- naturally occurring (human or non-human) nucleic acid sequences encoding polypeptides or functional fragments thereof - either isolated or synthesised
- naturally occurring (human or non-human) coding RNA - either isolated or synthesised.
IP Australia proposes that the following subject matter remains patent eligible
- naturally occurring isolated regulatory DNA (eg, promoters, enhancers, inhibitors, intergenic DNA)
- isolated non-coding (eg, 'junk') DNA
- isolated non-coding RNA (eg, miRNA)
- naturally occurring isolated bacteria
- naturally occurring isolated virus
- isolated polypeptides
- synthesised/modified polypeptides
- isolated polyclonal antibodies
- chemical molecules purified from natural sources (eg, new chemical entities, antibiotics, small molecules)
- isolated cells
- isolated stem cells
- isolated interfering/inhibitory nucleic acids (eg, antisense, ribozymes)
- monoclonal antibodies
- fusion/chimeric nucleic acids
- transgenes comprising naturally occurring gene sequences
- vectors/microorganisms/animals/plants comprising a transgene.
IP Australia invites interested parties to comment on their proposed practice before 30 October 2015.
IP Australia's proposed response to Myriad could change if it receives comments indicating strong support for broader application of the case.

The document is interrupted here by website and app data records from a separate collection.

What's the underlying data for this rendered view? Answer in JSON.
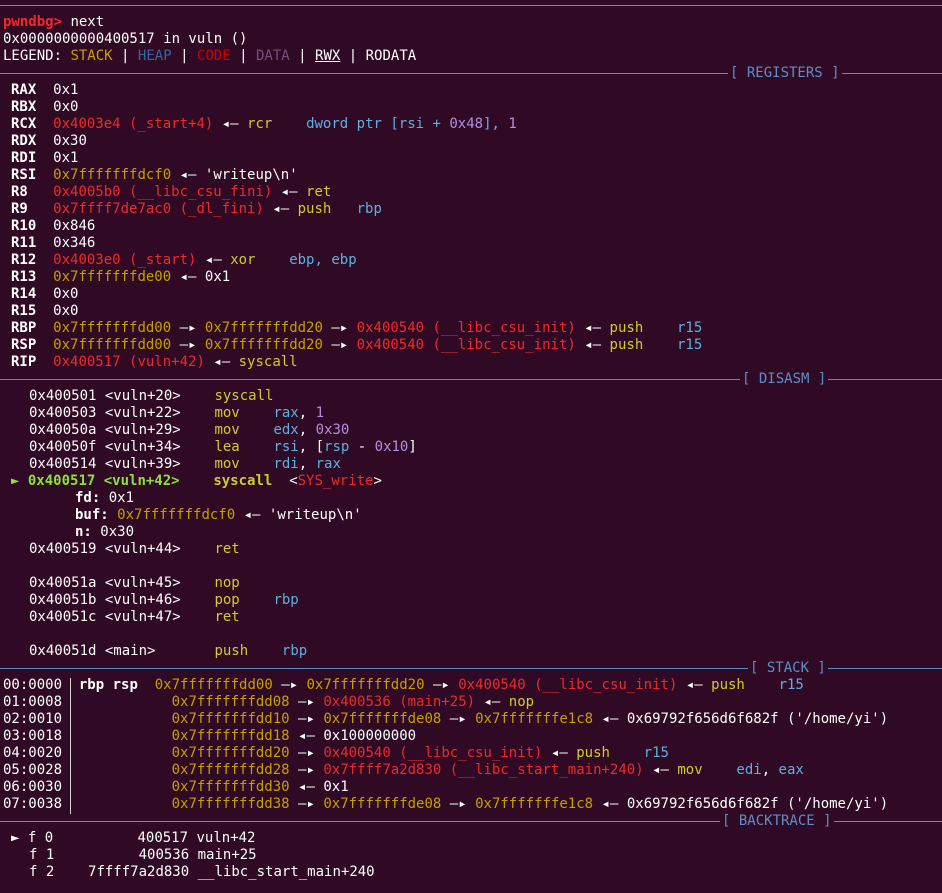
{
  "prompt": "pwndbg>",
  "command": "next",
  "location": "0x0000000000400517 in vuln ()",
  "legend": {
    "label": "LEGEND:",
    "stack": "STACK",
    "heap": "HEAP",
    "code": "CODE",
    "data": "DATA",
    "rwx": "RWX",
    "rodata": "RODATA",
    "sep": "|"
  },
  "headers": {
    "registers": "[ REGISTERS ]",
    "disasm": "[ DISASM ]",
    "stack": "[ STACK ]",
    "backtrace": "[ BACKTRACE ]"
  },
  "arrow": "◂—",
  "chain": "—▸",
  "marker": "►",
  "registers": {
    "rax": {
      "name": "RAX",
      "val": "0x1"
    },
    "rbx": {
      "name": "RBX",
      "val": "0x0"
    },
    "rcx": {
      "name": "RCX",
      "addr": "0x4003e4 (_start+4)",
      "ins": "rcr",
      "ops1": "dword ptr [rsi + ",
      "ops2": "0x48",
      "ops3": "], ",
      "ops4": "1"
    },
    "rdx": {
      "name": "RDX",
      "val": "0x30"
    },
    "rdi": {
      "name": "RDI",
      "val": "0x1"
    },
    "rsi": {
      "name": "RSI",
      "addr": "0x7fffffffdcf0",
      "str": "'writeup\\n'"
    },
    "r8": {
      "name": "R8",
      "addr": "0x4005b0 (__libc_csu_fini)",
      "ins": "ret"
    },
    "r9": {
      "name": "R9",
      "addr": "0x7ffff7de7ac0 (_dl_fini)",
      "ins": "push",
      "ops": "rbp"
    },
    "r10": {
      "name": "R10",
      "val": "0x846"
    },
    "r11": {
      "name": "R11",
      "val": "0x346"
    },
    "r12": {
      "name": "R12",
      "addr": "0x4003e0 (_start)",
      "ins": "xor",
      "ops1": "ebp",
      "ops2": ", ",
      "ops3": "ebp"
    },
    "r13": {
      "name": "R13",
      "addr": "0x7fffffffde00",
      "val": "0x1"
    },
    "r14": {
      "name": "R14",
      "val": "0x0"
    },
    "r15": {
      "name": "R15",
      "val": "0x0"
    },
    "rbp": {
      "name": "RBP",
      "a1": "0x7fffffffdd00",
      "a2": "0x7fffffffdd20",
      "a3": "0x400540 (__libc_csu_init)",
      "ins": "push",
      "ops": "r15"
    },
    "rsp": {
      "name": "RSP",
      "a1": "0x7fffffffdd00",
      "a2": "0x7fffffffdd20",
      "a3": "0x400540 (__libc_csu_init)",
      "ins": "push",
      "ops": "r15"
    },
    "rip": {
      "name": "RIP",
      "addr": "0x400517 (vuln+42)",
      "ins": "syscall"
    }
  },
  "disasm": {
    "l1": {
      "addr": "0x400501 <vuln+20>",
      "ins": "syscall"
    },
    "l2": {
      "addr": "0x400503 <vuln+22>",
      "ins": "mov",
      "op1": "rax",
      ",": ", ",
      "op2": "1"
    },
    "l3": {
      "addr": "0x40050a <vuln+29>",
      "ins": "mov",
      "op1": "edx",
      "op2": "0x30"
    },
    "l4": {
      "addr": "0x40050f <vuln+34>",
      "ins": "lea",
      "op1": "rsi",
      ",": ", [",
      "op2": "rsp",
      "mid": " - ",
      "op3": "0x10",
      "end": "]"
    },
    "l5": {
      "addr": "0x400514 <vuln+39>",
      "ins": "mov",
      "op1": "rdi",
      "op2": "rax"
    },
    "cur": {
      "addr": "0x400517 <vuln+42>",
      "ins": "syscall",
      "open": "<",
      "sys": "SYS_write",
      "close": ">"
    },
    "fd": {
      "label": "fd:",
      "val": "0x1"
    },
    "buf": {
      "label": "buf:",
      "addr": "0x7fffffffdcf0",
      "str": "'writeup\\n'"
    },
    "n": {
      "label": "n:",
      "val": "0x30"
    },
    "l6": {
      "addr": "0x400519 <vuln+44>",
      "ins": "ret"
    },
    "l7": {
      "addr": "0x40051a <vuln+45>",
      "ins": "nop"
    },
    "l8": {
      "addr": "0x40051b <vuln+46>",
      "ins": "pop",
      "op1": "rbp"
    },
    "l9": {
      "addr": "0x40051c <vuln+47>",
      "ins": "ret"
    },
    "l10": {
      "addr": "0x40051d <main>",
      "ins": "push",
      "op1": "rbp"
    }
  },
  "stack": {
    "s0": {
      "off": "00:0000",
      "regs": "rbp rsp",
      "a1": "0x7fffffffdd00",
      "a2": "0x7fffffffdd20",
      "a3": "0x400540 (__libc_csu_init)",
      "ins": "push",
      "ops": "r15"
    },
    "s1": {
      "off": "01:0008",
      "a1": "0x7fffffffdd08",
      "a2": "0x400536 (main+25)",
      "ins": "nop"
    },
    "s2": {
      "off": "02:0010",
      "a1": "0x7fffffffdd10",
      "a2": "0x7fffffffde08",
      "a3": "0x7fffffffe1c8",
      "val": "0x69792f656d6f682f ('/home/yi')"
    },
    "s3": {
      "off": "03:0018",
      "a1": "0x7fffffffdd18",
      "val": "0x100000000"
    },
    "s4": {
      "off": "04:0020",
      "a1": "0x7fffffffdd20",
      "a2": "0x400540 (__libc_csu_init)",
      "ins": "push",
      "ops": "r15"
    },
    "s5": {
      "off": "05:0028",
      "a1": "0x7fffffffdd28",
      "a2": "0x7ffff7a2d830 (__libc_start_main+240)",
      "ins": "mov",
      "op1": "edi",
      "sep": ", ",
      "op2": "eax"
    },
    "s6": {
      "off": "06:0030",
      "a1": "0x7fffffffdd30",
      "val": "0x1"
    },
    "s7": {
      "off": "07:0038",
      "a1": "0x7fffffffdd38",
      "a2": "0x7fffffffde08",
      "a3": "0x7fffffffe1c8",
      "val": "0x69792f656d6f682f ('/home/yi')"
    }
  },
  "backtrace": {
    "f0": {
      "frame": "f 0",
      "addr": "400517",
      "sym": "vuln+42"
    },
    "f1": {
      "frame": "f 1",
      "addr": "400536",
      "sym": "main+25"
    },
    "f2": {
      "frame": "f 2",
      "addr": "7ffff7a2d830",
      "sym": "__libc_start_main+240"
    }
  }
}
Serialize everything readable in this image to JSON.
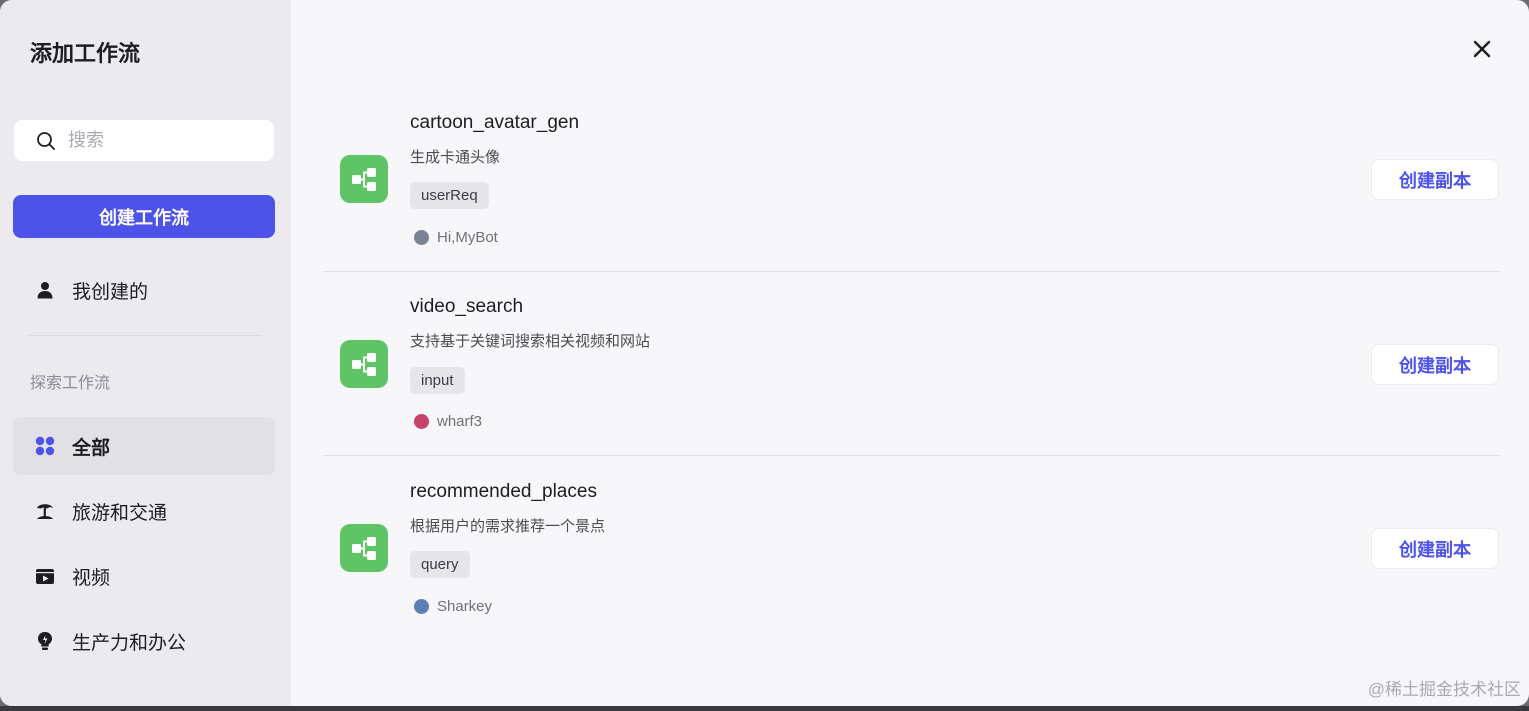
{
  "dialog_title": "添加工作流",
  "search": {
    "placeholder": "搜索",
    "icon": "search-icon"
  },
  "create_button": "创建工作流",
  "my_created": {
    "label": "我创建的",
    "icon": "person-icon"
  },
  "explore_label": "探索工作流",
  "categories": [
    {
      "label": "全部",
      "icon": "grid-icon",
      "active": true
    },
    {
      "label": "旅游和交通",
      "icon": "beach-icon",
      "active": false
    },
    {
      "label": "视频",
      "icon": "video-icon",
      "active": false
    },
    {
      "label": "生产力和办公",
      "icon": "bulb-icon",
      "active": false
    }
  ],
  "workflows": [
    {
      "name": "cartoon_avatar_gen",
      "desc": "生成卡通头像",
      "tag": "userReq",
      "author": "Hi,MyBot",
      "action": "创建副本"
    },
    {
      "name": "video_search",
      "desc": "支持基于关键词搜索相关视频和网站",
      "tag": "input",
      "author": "wharf3",
      "action": "创建副本"
    },
    {
      "name": "recommended_places",
      "desc": "根据用户的需求推荐一个景点",
      "tag": "query",
      "author": "Sharkey",
      "action": "创建副本"
    }
  ],
  "watermark": "@稀土掘金技术社区",
  "colors": {
    "accent": "#4d53e8",
    "workflow_icon": "#5fc466",
    "sidebar_bg": "#ebebef"
  }
}
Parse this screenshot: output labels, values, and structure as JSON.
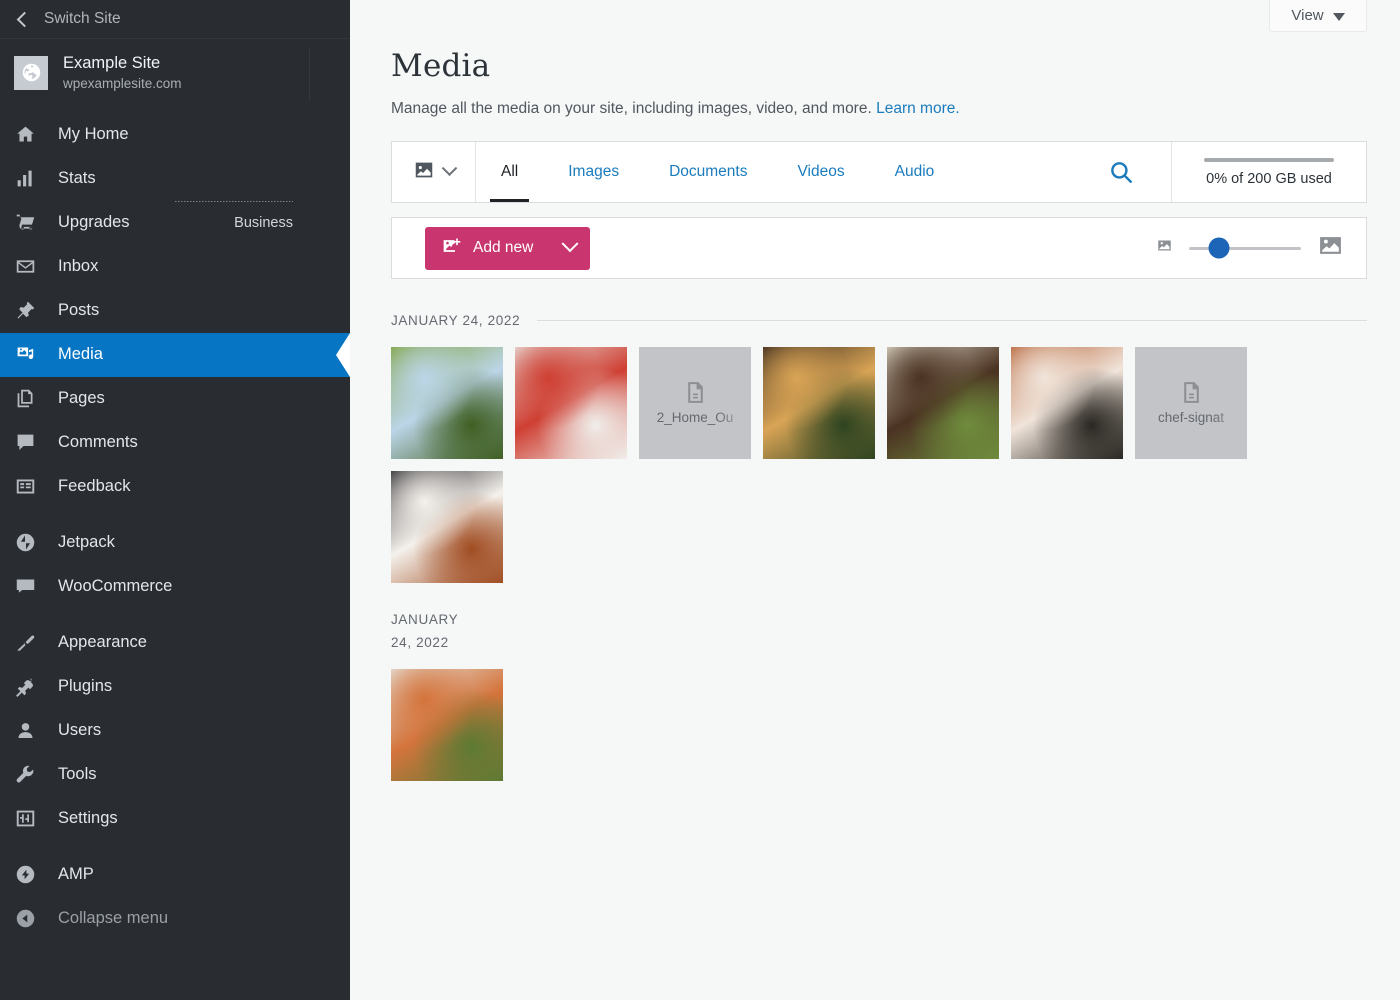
{
  "sidebar": {
    "switch_site": {
      "label": "Switch Site",
      "icon": "chevron-left-icon"
    },
    "site": {
      "name": "Example Site",
      "url": "wpexamplesite.com",
      "icon": "globe-icon"
    },
    "groups": [
      {
        "items": [
          {
            "label": "My Home",
            "icon": "home-icon",
            "active": false
          },
          {
            "label": "Stats",
            "icon": "bar-chart-icon",
            "active": false
          },
          {
            "label": "Upgrades",
            "icon": "cart-icon",
            "badge": "Business",
            "active": false
          },
          {
            "label": "Inbox",
            "icon": "envelope-icon",
            "active": false
          },
          {
            "label": "Posts",
            "icon": "pin-icon",
            "active": false
          },
          {
            "label": "Media",
            "icon": "media-icon",
            "active": true
          },
          {
            "label": "Pages",
            "icon": "pages-icon",
            "active": false
          },
          {
            "label": "Comments",
            "icon": "comment-icon",
            "active": false
          },
          {
            "label": "Feedback",
            "icon": "feedback-icon",
            "active": false
          }
        ]
      },
      {
        "items": [
          {
            "label": "Jetpack",
            "icon": "jetpack-icon",
            "active": false
          },
          {
            "label": "WooCommerce",
            "icon": "woo-icon",
            "active": false
          }
        ]
      },
      {
        "items": [
          {
            "label": "Appearance",
            "icon": "paintbrush-icon",
            "active": false
          },
          {
            "label": "Plugins",
            "icon": "plug-icon",
            "active": false
          },
          {
            "label": "Users",
            "icon": "user-icon",
            "active": false
          },
          {
            "label": "Tools",
            "icon": "wrench-icon",
            "active": false
          },
          {
            "label": "Settings",
            "icon": "sliders-icon",
            "active": false
          }
        ]
      },
      {
        "items": [
          {
            "label": "AMP",
            "icon": "amp-icon",
            "active": false
          },
          {
            "label": "Collapse menu",
            "icon": "collapse-icon",
            "active": false,
            "muted": true
          }
        ]
      }
    ]
  },
  "header": {
    "view_button": {
      "label": "View",
      "icon": "caret-down-icon"
    },
    "title": "Media",
    "subtitle": "Manage all the media on your site, including images, video, and more.",
    "learn_more": "Learn more."
  },
  "filter_bar": {
    "type_select": {
      "icon": "image-icon",
      "caret": "chevron-down-icon"
    },
    "tabs": [
      {
        "label": "All",
        "active": true
      },
      {
        "label": "Images",
        "active": false
      },
      {
        "label": "Documents",
        "active": false
      },
      {
        "label": "Videos",
        "active": false
      },
      {
        "label": "Audio",
        "active": false
      }
    ],
    "search": {
      "icon": "search-icon"
    },
    "storage": {
      "text": "0% of 200 GB used",
      "percent": 0
    }
  },
  "action_bar": {
    "add_new": {
      "label": "Add new",
      "icon": "add-image-icon",
      "caret": "chevron-down-icon",
      "color": "#c9356e"
    },
    "size_slider": {
      "min_icon": "small-image-icon",
      "max_icon": "large-image-icon",
      "value_percent": 27
    }
  },
  "media_groups": [
    {
      "date": "JANUARY 24, 2022",
      "has_rule": true,
      "items": [
        {
          "type": "image",
          "name": "garden-greenhouse",
          "c1": "#7fa33d",
          "c2": "#bcd5e8",
          "c3": "#3f5f22"
        },
        {
          "type": "image",
          "name": "caprese-salad-plate",
          "c1": "#e8e4df",
          "c2": "#cf3f33",
          "c3": "#f0eeea"
        },
        {
          "type": "document",
          "name": "2_Home_Ou"
        },
        {
          "type": "image",
          "name": "plated-dish-greens",
          "c1": "#3a2b1f",
          "c2": "#d9a455",
          "c3": "#2e4420"
        },
        {
          "type": "image",
          "name": "steak-with-herbs",
          "c1": "#ded7c6",
          "c2": "#4b3222",
          "c3": "#6f8c3c"
        },
        {
          "type": "image",
          "name": "chef-at-work",
          "c1": "#b8663a",
          "c2": "#f0e4da",
          "c3": "#2a2722"
        },
        {
          "type": "document",
          "name": "chef-signat"
        },
        {
          "type": "image",
          "name": "table-of-dishes",
          "c1": "#2d2b2e",
          "c2": "#f4f1ec",
          "c3": "#a14d22"
        }
      ]
    },
    {
      "date": "JANUARY 24, 2022",
      "has_rule": false,
      "items": [
        {
          "type": "image",
          "name": "salmon-with-salsa",
          "c1": "#e6e3db",
          "c2": "#d4743c",
          "c3": "#5c7a33"
        }
      ]
    }
  ]
}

Therefore, interested parties wishing to limit the impact of Myriad to the subject matter considered in the case, should respond with legal and other arguments.
In the meantime, IP Australia have advised that granted patents containing nucleic acid sequence claims will not be re-examined unless requested by a third party. Accepted applications containing nucleic acid sequence claims will be placed in abeyance until completion of the public consultation process when they may be reexamined.
Unexamined patent applications with nucleic acid sequence claims will sit in abeyance, as will examined applications on which responses have been filed (unless the deadline is within a month). Applicants facing imminent deadlines for applications containing nucleic acid sequence claims will be required to remove those claims to a divisional application before the deadline. If they do not, the application will lapse.